-- THE INPUT follows --

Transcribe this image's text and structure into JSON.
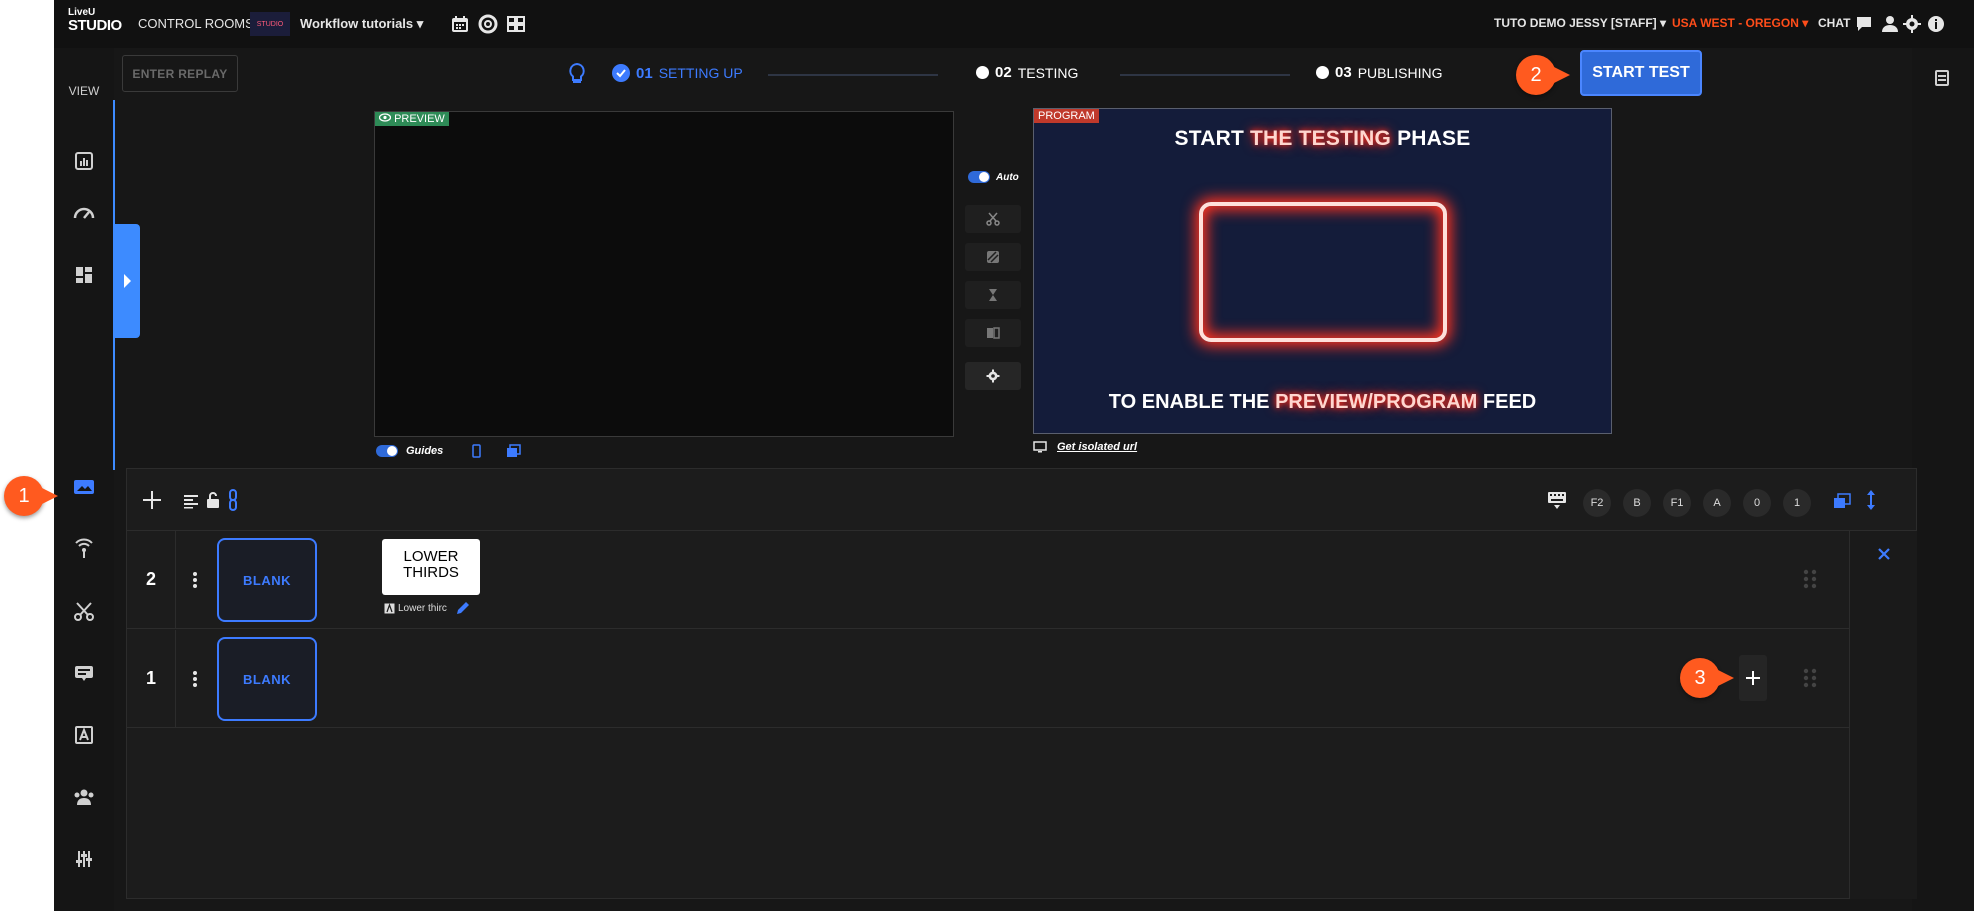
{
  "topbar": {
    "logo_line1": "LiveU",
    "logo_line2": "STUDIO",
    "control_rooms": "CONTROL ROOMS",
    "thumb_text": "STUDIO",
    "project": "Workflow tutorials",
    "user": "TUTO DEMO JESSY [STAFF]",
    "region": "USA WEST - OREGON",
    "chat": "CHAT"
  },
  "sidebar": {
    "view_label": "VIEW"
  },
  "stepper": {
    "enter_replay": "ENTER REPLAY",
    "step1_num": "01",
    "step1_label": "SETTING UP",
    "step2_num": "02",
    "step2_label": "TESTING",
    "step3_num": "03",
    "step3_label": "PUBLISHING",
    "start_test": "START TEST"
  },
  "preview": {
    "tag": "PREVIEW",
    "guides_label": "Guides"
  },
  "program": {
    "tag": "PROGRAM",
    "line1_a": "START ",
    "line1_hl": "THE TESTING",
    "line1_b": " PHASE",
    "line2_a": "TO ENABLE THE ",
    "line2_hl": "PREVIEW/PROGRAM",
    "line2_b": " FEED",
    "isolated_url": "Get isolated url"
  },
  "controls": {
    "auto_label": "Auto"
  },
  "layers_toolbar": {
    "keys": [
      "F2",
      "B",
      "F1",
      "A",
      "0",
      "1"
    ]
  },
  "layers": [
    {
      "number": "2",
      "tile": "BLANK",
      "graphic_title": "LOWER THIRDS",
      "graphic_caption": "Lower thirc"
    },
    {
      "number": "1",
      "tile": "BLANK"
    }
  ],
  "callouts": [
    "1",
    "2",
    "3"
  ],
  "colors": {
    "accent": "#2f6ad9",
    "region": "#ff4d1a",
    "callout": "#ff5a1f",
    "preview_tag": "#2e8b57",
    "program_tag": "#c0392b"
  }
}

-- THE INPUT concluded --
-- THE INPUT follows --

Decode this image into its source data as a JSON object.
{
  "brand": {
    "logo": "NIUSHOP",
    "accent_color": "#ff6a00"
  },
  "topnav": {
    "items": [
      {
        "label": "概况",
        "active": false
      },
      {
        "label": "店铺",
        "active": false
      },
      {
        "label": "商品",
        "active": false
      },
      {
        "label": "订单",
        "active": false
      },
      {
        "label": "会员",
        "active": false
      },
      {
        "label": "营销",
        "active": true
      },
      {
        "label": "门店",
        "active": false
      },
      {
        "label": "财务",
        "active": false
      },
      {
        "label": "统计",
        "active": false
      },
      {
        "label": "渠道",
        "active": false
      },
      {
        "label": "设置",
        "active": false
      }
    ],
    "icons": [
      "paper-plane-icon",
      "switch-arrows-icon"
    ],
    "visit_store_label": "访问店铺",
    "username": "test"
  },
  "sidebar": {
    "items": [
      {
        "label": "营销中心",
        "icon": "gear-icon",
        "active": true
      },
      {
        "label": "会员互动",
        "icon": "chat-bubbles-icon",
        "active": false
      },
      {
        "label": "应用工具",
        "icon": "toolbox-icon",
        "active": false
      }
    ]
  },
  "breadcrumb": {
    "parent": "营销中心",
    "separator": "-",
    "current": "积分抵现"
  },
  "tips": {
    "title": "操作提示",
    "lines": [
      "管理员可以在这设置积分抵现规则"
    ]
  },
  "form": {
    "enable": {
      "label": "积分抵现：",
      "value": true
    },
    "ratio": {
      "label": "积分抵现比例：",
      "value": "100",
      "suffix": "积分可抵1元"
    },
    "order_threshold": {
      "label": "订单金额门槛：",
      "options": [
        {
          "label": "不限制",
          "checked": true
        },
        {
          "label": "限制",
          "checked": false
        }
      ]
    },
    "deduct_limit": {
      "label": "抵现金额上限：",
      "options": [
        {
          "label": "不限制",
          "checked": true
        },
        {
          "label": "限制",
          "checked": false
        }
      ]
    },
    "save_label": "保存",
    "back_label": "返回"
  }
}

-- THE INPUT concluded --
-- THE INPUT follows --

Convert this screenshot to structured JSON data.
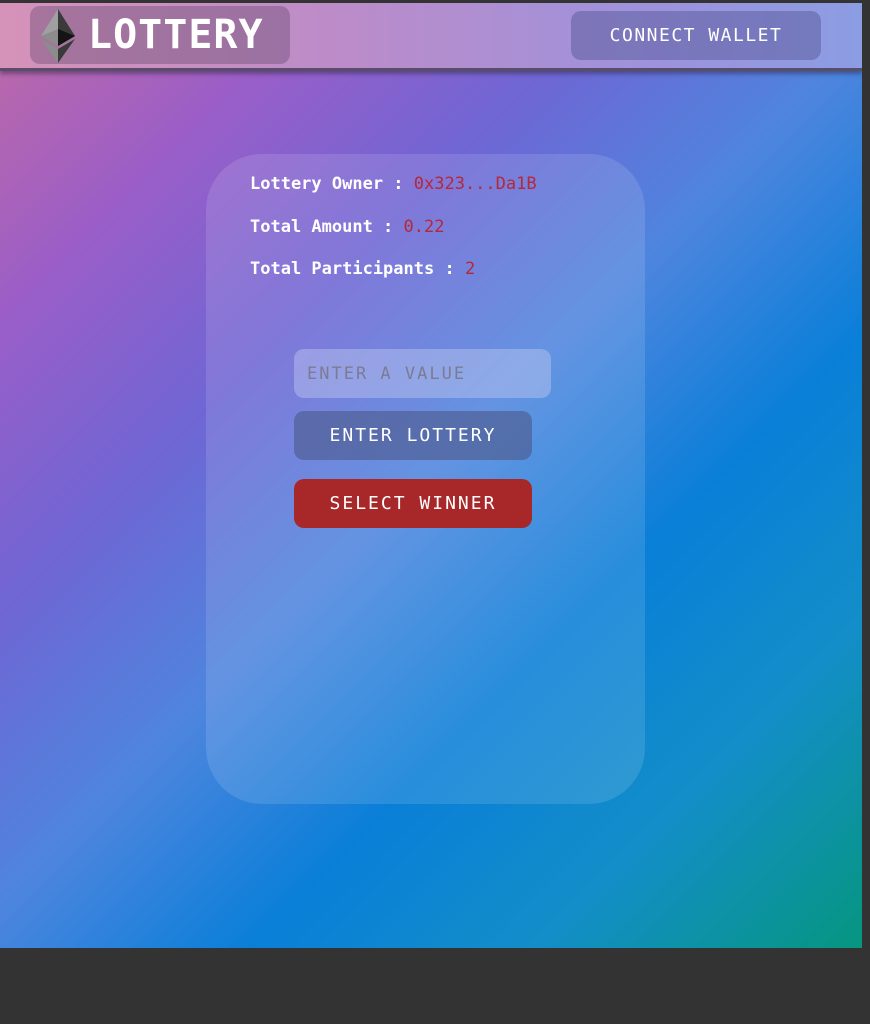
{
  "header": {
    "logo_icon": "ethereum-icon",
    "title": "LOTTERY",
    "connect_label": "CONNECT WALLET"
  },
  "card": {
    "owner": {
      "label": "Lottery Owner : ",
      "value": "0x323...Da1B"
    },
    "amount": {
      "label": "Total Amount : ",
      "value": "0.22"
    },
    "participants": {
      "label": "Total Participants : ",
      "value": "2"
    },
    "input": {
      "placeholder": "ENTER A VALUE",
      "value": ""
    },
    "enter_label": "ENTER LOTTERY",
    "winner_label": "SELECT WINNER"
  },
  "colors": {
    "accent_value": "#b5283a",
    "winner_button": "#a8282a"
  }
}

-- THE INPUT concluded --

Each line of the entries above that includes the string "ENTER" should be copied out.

§ **EXERCISE SOLUTION**
    "enter_replay": "ENTER REPLAY",
      "placeholder": "ENTER A VALUE",
    "enter_label": "ENTER LOTTERY",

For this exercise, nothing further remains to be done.